Brenda Brathwaite, the creative director of Lolapps in San Francisco, is exhibiting her board game "Train" at US exhibitions and universities.

And now she is planning to demonstrate it in the UK next year.

The game is simple: players put human-shaped yellow figures into train carriages without realising until later that they are sending them to death camps.

She explained: "I was trying to figure out a way to show people how you can be complicit in a destructive system. That's all a game is, it's a system of rules. I never actually call it a 'game' – it's not enjoyable, you don't play it more than once.

"But when humans do something unspeakable to other humans, there is a system there too. Players have to feel like they made the decisions that sent those people to the camp.

"In this game, if you realise what's going on, you can break the system and save the people. It's more challenging, but plenty of people didn't go along with the rules in Nazi Germany."

Only one copy of the game exists, made up of three miniature but historically-accurate railway lines and carriages - which contain yellow people. The doors of the carriages are just wide enough to fit the figures inside, making players force their people into the trains.

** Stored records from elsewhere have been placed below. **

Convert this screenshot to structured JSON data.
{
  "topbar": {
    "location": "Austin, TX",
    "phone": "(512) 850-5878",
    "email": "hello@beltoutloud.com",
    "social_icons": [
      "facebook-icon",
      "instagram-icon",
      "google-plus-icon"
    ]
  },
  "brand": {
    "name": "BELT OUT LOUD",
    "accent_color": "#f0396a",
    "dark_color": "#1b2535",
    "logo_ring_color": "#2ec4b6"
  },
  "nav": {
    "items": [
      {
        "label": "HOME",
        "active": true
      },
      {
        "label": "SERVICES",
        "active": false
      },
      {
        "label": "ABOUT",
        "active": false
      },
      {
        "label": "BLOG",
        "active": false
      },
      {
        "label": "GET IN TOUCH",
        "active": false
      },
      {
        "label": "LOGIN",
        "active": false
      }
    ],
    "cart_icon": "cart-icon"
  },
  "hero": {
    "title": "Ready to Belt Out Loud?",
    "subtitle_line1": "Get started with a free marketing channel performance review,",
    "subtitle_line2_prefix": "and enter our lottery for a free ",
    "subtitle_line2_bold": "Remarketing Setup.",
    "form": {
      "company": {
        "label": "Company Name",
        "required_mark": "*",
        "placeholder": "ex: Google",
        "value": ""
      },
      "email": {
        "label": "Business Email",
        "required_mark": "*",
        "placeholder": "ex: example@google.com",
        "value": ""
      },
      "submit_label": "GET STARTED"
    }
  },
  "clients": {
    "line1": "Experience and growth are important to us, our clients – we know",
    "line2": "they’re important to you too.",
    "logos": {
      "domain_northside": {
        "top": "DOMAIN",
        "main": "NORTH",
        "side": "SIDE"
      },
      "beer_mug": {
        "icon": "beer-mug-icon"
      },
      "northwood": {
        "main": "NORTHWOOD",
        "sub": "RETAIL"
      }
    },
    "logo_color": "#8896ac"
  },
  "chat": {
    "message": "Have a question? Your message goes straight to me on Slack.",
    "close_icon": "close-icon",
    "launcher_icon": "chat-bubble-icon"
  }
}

Ms Brathwaite, who has worked on video games including Dungeons and Dragons, says seeing the game played is still difficult for her.

"It makes me sick every time a little person goes in that carriage, it literally turns my stomach."

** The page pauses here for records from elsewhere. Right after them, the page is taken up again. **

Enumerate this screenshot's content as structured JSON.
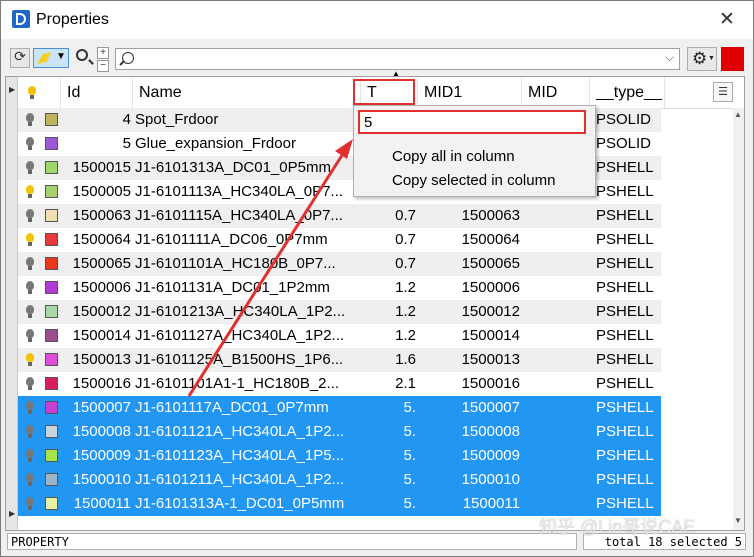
{
  "window": {
    "title": "Properties",
    "close_glyph": "✕"
  },
  "toolbar": {
    "refresh_icon": "refresh-icon",
    "highlight_icon": "highlight-icon",
    "zoom_icon": "zoom-icon",
    "plus_glyph": "+",
    "minus_glyph": "−",
    "search_value": "",
    "gear_icon": "gear-icon"
  },
  "table": {
    "columns": [
      "Id",
      "Name",
      "T",
      "MID1",
      "MID",
      "__type__"
    ],
    "rows": [
      {
        "bulb": "off",
        "color": "#bfb35e",
        "id": "4",
        "name": "Spot_Frdoor",
        "t": "",
        "mid1": "",
        "type": "PSOLID",
        "selected": false
      },
      {
        "bulb": "off",
        "color": "#9b59d9",
        "id": "5",
        "name": "Glue_expansion_Frdoor",
        "t": "",
        "mid1": "",
        "type": "PSOLID",
        "selected": false
      },
      {
        "bulb": "off",
        "color": "#9fd86a",
        "id": "1500015",
        "name": "J1-6101313A_DC01_0P5mm",
        "t": "",
        "mid1": "",
        "type": "PSHELL",
        "selected": false
      },
      {
        "bulb": "on",
        "color": "#a8d070",
        "id": "1500005",
        "name": "J1-6101113A_HC340LA_0P7...",
        "t": "",
        "mid1": "",
        "type": "PSHELL",
        "selected": false
      },
      {
        "bulb": "off",
        "color": "#f0dfb0",
        "id": "1500063",
        "name": "J1-6101115A_HC340LA_0P7...",
        "t": "0.7",
        "mid1": "1500063",
        "type": "PSHELL",
        "selected": false
      },
      {
        "bulb": "on",
        "color": "#e83a3a",
        "id": "1500064",
        "name": "J1-6101111A_DC06_0P7mm",
        "t": "0.7",
        "mid1": "1500064",
        "type": "PSHELL",
        "selected": false
      },
      {
        "bulb": "off",
        "color": "#e8391f",
        "id": "1500065",
        "name": "J1-6101101A_HC180B_0P7...",
        "t": "0.7",
        "mid1": "1500065",
        "type": "PSHELL",
        "selected": false
      },
      {
        "bulb": "off",
        "color": "#b43ad8",
        "id": "1500006",
        "name": "J1-6101131A_DC01_1P2mm",
        "t": "1.2",
        "mid1": "1500006",
        "type": "PSHELL",
        "selected": false
      },
      {
        "bulb": "off",
        "color": "#a8d8a8",
        "id": "1500012",
        "name": "J1-6101213A_HC340LA_1P2...",
        "t": "1.2",
        "mid1": "1500012",
        "type": "PSHELL",
        "selected": false
      },
      {
        "bulb": "off",
        "color": "#9b4e8e",
        "id": "1500014",
        "name": "J1-6101127A_HC340LA_1P2...",
        "t": "1.2",
        "mid1": "1500014",
        "type": "PSHELL",
        "selected": false
      },
      {
        "bulb": "on",
        "color": "#e04cd8",
        "id": "1500013",
        "name": "J1-6101125A_B1500HS_1P6...",
        "t": "1.6",
        "mid1": "1500013",
        "type": "PSHELL",
        "selected": false
      },
      {
        "bulb": "off",
        "color": "#d81e5a",
        "id": "1500016",
        "name": "J1-6101101A1-1_HC180B_2...",
        "t": "2.1",
        "mid1": "1500016",
        "type": "PSHELL",
        "selected": false
      },
      {
        "bulb": "off",
        "color": "#c63fd0",
        "id": "1500007",
        "name": "J1-6101117A_DC01_0P7mm",
        "t": "5.",
        "mid1": "1500007",
        "type": "PSHELL",
        "selected": true
      },
      {
        "bulb": "off",
        "color": "#c8d4dc",
        "id": "1500008",
        "name": "J1-6101121A_HC340LA_1P2...",
        "t": "5.",
        "mid1": "1500008",
        "type": "PSHELL",
        "selected": true
      },
      {
        "bulb": "off",
        "color": "#a6e24a",
        "id": "1500009",
        "name": "J1-6101123A_HC340LA_1P5...",
        "t": "5.",
        "mid1": "1500009",
        "type": "PSHELL",
        "selected": true
      },
      {
        "bulb": "off",
        "color": "#9fb4c4",
        "id": "1500010",
        "name": "J1-6101211A_HC340LA_1P2...",
        "t": "5.",
        "mid1": "1500010",
        "type": "PSHELL",
        "selected": true
      },
      {
        "bulb": "off",
        "color": "#e6f0a0",
        "id": "1500011",
        "name": "J1-6101313A-1_DC01_0P5mm",
        "t": "5.",
        "mid1": "1500011",
        "type": "PSHELL",
        "selected": true
      }
    ]
  },
  "popup": {
    "input_value": "5",
    "items": [
      "Copy all in column",
      "Copy selected in column"
    ]
  },
  "status": {
    "left": "PROPERTY",
    "right": "total 18 selected 5"
  },
  "watermark": "知乎 @Lin哥说CAE",
  "annotation_color": "#e03030"
}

Players control a train and move it along the tracks, picking up cards which describe obstacles preventing it reaching its destination - and players interpret the scenarios on the cards.

Ms Brathwaite said: "For example, when the train derails, what happens to the people? Do you blindly follow the rules? Or do you let them escape?"

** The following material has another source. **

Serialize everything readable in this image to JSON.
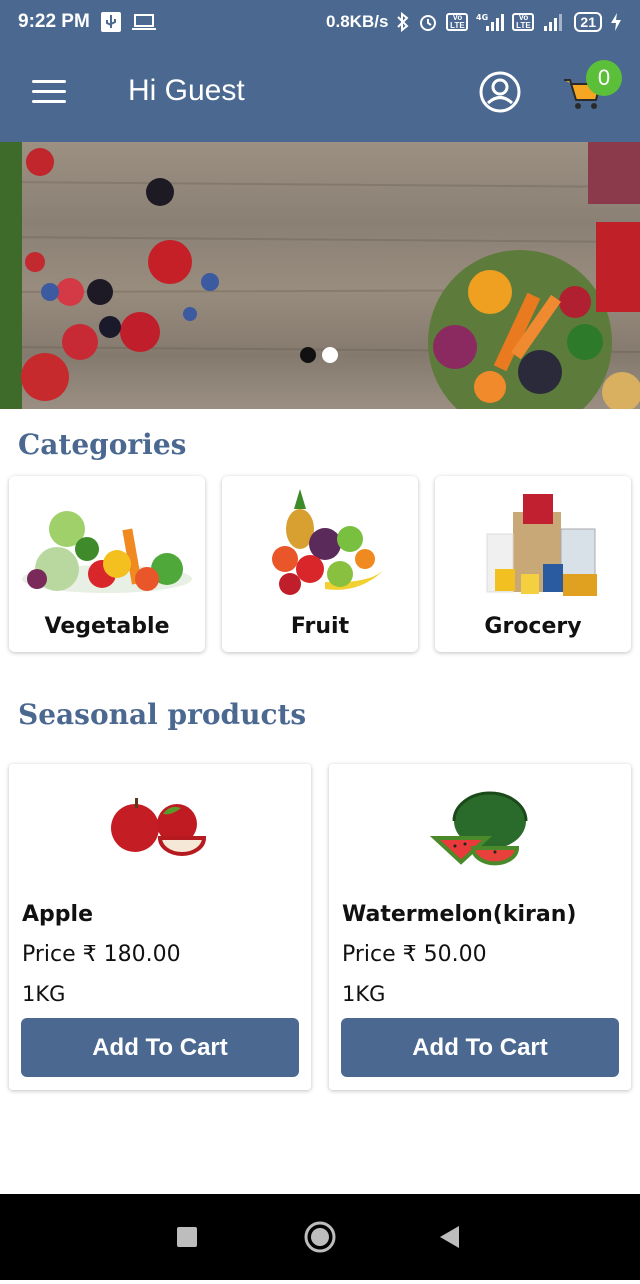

A card at the end of the track reveals that the people have arrived at one of the death camps.

She added: "To me, it's blindingly obvious it's a game about the Holocaust, and most Jewish people know instantly. But many don't make the connection with the imagery and that's astounding to me, seeing as the Holocaust happened not long ago."

Train has won the Vanguard Award at Indiecade, a video games festival for "pushing the boundaries of game design".

It features in the latest edition of GamesTM magazine. One Jewish reader, Joel Waxman, from Borehamwood, said: "I'm going to cancel my subscription. You don't play a game about the Holocaust. It's tasteless."

Only once has a person not been deeply affected when they realised the game's objective, Ms Brathwaite said.

"It was utterly shocking, she picked up the card and it was Dachau. She unloaded her little people and put her train at the beginning of the track. I asked her, and she knew it was a concentration camp, and she said, 'It's just like a video game I know'. Her two co-players were just astounded. She came back later and said she felt embarrassed.

"The most powerful response was from a friend's rabbi, Rabbi Arnold Belzer, in Savannah, Georgia. He talked to me for about two hours, he wanted to know everything.

"At the end, much to my surprise he gave it a blessing as a work of Torah. I'll never do something that means that much again. I'm not planning on making money from the game. I don't want to put 15 million trains in boxes and sell them."

"However, there have been many requests for me to bring it to the UK, and I'll probably do that next year."

Last updated: 12:15pm, November 2 2010